Border Collie Stormy is OneMind Dogs Instructor Lynn Madden‘s teammate in agility. Together, they’ve gone through a journey of transforming Stormy from being stressed out in competitions into an agility state champion.
“Stormy is an amazing girl. We have a great relationship and have been through many ups and downs in her first four years of life. As a five-month-old puppy, Stormy first fractured her shoulder blade. At two years of age, she was diagnosed with OCD. It took six months to rehab back from her double shoulder surgery to full function.
The dog who can do it at home
Stormy was about two and a half years old when we were finally able to get back into training. We progressed quickly training at home and at the local agility club. We entered her first trial when she was three, and I was surprised when it did not go well. My beautifully trained dog became the “but she can do it at home” dog.
She turned into a stressed-out, shut down Border Collie that was showing clear signs of stress and anxiety. She would run ok in a trial situation and take a toy in with me, but in normal competition, she would shut down.
A crushing feeling and a decision
After this run in March 2019, I was crushed. I did not want to do agility with a dog that was so clearly not enjoying the game. As I drove home that night, I cried for both of us and decided there and then I would either work out a way to help her with the nerves and love the game, or we would not run at competitions again.
Working on the ring routine
The next week with the help of OneMind Dogs Coach Niki Drage we started to implement a new program. It became evident to me that Stormy is a dog that needs me to be very clear in her training and trialing. I had never really worked on a ring routine with her as my first agility dog generalized to the ring without reinforcers easily. Stormy, however, needed me to be clear about a ring routine.

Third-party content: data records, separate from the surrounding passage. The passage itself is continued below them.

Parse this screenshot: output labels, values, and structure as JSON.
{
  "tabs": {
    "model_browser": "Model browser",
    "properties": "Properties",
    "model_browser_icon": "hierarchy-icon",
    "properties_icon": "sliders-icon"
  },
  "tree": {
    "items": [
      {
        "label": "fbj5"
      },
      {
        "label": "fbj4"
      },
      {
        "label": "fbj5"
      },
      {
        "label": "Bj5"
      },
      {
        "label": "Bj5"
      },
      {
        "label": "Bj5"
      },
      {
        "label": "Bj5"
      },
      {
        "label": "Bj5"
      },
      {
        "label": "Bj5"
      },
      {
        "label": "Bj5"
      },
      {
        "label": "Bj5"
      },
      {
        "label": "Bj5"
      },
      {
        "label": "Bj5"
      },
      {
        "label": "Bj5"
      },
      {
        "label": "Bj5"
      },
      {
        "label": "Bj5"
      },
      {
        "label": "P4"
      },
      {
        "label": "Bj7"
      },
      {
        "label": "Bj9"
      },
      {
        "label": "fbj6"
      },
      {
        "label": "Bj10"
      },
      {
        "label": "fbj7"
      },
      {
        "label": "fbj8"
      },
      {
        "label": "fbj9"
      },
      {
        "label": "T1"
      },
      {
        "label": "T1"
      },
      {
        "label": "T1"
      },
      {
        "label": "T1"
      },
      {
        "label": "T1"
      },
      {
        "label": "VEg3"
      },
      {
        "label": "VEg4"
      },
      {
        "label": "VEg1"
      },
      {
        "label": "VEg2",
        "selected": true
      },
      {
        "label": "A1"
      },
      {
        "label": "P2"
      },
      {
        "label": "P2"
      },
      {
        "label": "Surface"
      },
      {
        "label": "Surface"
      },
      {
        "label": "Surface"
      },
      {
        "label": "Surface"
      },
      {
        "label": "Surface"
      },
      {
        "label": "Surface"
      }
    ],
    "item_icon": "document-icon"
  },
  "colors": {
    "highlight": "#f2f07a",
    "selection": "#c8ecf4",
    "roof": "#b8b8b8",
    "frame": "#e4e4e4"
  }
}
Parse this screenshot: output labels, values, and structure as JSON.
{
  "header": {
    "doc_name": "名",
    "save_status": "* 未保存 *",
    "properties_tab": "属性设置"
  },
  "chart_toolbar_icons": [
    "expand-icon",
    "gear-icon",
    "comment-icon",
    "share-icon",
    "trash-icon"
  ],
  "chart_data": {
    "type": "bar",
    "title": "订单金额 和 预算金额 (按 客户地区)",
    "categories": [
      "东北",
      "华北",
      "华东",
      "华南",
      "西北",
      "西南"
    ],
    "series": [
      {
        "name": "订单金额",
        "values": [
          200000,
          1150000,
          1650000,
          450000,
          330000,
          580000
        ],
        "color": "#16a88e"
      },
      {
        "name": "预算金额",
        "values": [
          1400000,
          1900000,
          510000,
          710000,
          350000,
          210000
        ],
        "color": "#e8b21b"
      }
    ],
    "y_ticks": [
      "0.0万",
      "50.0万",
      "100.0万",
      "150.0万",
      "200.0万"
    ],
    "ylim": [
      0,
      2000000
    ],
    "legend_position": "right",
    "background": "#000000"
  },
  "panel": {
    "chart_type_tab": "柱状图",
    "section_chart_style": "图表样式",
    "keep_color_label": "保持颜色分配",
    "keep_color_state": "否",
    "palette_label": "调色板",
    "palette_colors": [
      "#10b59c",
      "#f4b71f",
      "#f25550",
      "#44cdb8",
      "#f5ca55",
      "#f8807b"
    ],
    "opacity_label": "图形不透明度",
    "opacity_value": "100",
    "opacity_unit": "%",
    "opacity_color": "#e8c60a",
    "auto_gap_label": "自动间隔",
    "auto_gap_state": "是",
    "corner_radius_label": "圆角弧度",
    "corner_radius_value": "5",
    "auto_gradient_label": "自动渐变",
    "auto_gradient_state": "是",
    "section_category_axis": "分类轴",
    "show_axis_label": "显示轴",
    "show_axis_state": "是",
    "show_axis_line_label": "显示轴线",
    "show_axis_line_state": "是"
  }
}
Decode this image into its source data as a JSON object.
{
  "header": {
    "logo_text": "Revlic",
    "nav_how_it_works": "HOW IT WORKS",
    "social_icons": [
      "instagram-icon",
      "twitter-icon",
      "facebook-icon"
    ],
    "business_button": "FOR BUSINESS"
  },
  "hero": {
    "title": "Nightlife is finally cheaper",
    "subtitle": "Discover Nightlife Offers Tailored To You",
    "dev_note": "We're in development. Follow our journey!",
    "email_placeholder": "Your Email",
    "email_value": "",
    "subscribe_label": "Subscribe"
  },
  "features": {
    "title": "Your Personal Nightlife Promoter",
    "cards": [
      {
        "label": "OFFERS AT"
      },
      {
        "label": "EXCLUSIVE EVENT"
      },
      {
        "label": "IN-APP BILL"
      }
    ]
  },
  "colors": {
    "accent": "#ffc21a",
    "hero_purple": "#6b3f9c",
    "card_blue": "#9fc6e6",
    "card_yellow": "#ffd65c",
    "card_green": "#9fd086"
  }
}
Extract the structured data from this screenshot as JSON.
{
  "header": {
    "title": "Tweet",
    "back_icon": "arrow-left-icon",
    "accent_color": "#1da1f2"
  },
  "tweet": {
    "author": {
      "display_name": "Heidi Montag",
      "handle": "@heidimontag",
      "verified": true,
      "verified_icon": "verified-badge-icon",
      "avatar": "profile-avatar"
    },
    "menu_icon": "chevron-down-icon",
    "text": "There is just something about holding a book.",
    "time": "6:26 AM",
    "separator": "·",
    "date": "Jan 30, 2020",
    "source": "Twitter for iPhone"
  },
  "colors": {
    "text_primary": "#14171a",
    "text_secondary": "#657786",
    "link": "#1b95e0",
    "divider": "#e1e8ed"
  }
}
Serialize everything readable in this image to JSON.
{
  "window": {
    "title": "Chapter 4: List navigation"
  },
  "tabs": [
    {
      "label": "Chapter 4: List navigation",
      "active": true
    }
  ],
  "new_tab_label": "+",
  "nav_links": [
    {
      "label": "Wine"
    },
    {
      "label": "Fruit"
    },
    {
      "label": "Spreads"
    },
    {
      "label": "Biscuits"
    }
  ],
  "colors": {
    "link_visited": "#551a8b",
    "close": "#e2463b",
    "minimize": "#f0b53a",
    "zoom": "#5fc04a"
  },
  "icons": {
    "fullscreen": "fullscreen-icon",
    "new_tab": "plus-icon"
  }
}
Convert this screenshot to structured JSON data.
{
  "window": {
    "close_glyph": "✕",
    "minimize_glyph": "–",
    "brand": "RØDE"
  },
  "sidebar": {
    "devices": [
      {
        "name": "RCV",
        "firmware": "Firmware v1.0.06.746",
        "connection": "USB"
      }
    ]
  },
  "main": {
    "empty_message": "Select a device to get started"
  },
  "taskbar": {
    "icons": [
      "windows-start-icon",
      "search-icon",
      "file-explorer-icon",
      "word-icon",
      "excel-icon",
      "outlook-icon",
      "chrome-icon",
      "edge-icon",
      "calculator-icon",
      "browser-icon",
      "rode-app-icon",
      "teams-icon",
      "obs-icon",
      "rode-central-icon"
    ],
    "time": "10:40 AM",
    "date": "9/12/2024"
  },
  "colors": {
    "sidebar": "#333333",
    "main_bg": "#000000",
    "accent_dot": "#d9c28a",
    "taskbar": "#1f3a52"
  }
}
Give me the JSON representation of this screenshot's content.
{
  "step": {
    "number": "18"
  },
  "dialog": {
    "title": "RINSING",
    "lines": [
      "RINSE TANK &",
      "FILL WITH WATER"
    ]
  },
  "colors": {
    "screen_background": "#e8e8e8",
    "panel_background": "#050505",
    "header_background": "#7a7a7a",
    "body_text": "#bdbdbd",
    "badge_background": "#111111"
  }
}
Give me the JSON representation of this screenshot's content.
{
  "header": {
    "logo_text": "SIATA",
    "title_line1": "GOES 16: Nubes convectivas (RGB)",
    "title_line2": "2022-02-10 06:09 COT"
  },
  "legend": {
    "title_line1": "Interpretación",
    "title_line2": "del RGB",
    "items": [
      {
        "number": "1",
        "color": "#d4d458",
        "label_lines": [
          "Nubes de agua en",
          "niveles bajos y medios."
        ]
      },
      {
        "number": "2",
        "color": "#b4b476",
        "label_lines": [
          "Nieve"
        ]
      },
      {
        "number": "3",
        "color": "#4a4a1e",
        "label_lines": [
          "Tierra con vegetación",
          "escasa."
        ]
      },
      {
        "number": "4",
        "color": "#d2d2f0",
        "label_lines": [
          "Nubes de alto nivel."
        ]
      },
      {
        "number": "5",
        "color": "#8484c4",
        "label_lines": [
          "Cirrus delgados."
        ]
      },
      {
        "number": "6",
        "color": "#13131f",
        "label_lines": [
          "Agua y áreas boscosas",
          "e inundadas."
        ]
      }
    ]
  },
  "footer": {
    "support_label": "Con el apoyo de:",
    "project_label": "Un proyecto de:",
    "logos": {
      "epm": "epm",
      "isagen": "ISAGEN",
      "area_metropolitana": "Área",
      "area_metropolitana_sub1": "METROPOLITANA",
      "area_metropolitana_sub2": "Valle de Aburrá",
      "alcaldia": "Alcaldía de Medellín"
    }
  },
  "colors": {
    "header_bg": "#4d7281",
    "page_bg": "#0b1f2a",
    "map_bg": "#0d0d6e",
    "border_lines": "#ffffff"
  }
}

The very first training session after our disaster weekend, I implemented a program where every training session would be just like a trial situation.
Stormy got a special slip lead that she only wears when we do agility, and I never carried food or toys on me again in training. We had a small food container that she gets her rewards from. I started slowly setting the box next to her and asking for one jump and then giving her the food. Next, I asked her to send between two jumps with the food in the middle, and once she could focus on doing this, we started doing our full trial routine.
Now we have a full ring routine which is as follows:
- I treat her out of the container,
- I leave it at the side of the training area
- We walk to the start and do our start line routine including handing off the lead
- We do our training sequence
- We drive to her lead and put it on
- We run to our treat container and have a party!!
Positive first results
During this initial training (about a month), we had no trials, so we had a good chance to get used to this new routine. At our next trial, I saw a lot of improvement. There were still some issues l at the start line with some stress, but overall I knew we were on the right track, so I build the container into our start line routine as well.
She’s a state champion!
It was four months after that pivotal trial that we received our first-ever qualification card! Then much to my surprise, five months after almost giving up, Stormy and I won the NSW Novice Jumping State titles. I was blown away, and she continues to get better and better now, finishing the year on 12 Q cards and 2 titles.
My best advice is perseverance. Keep trying different things until you find the key to unlock the potential of your team.”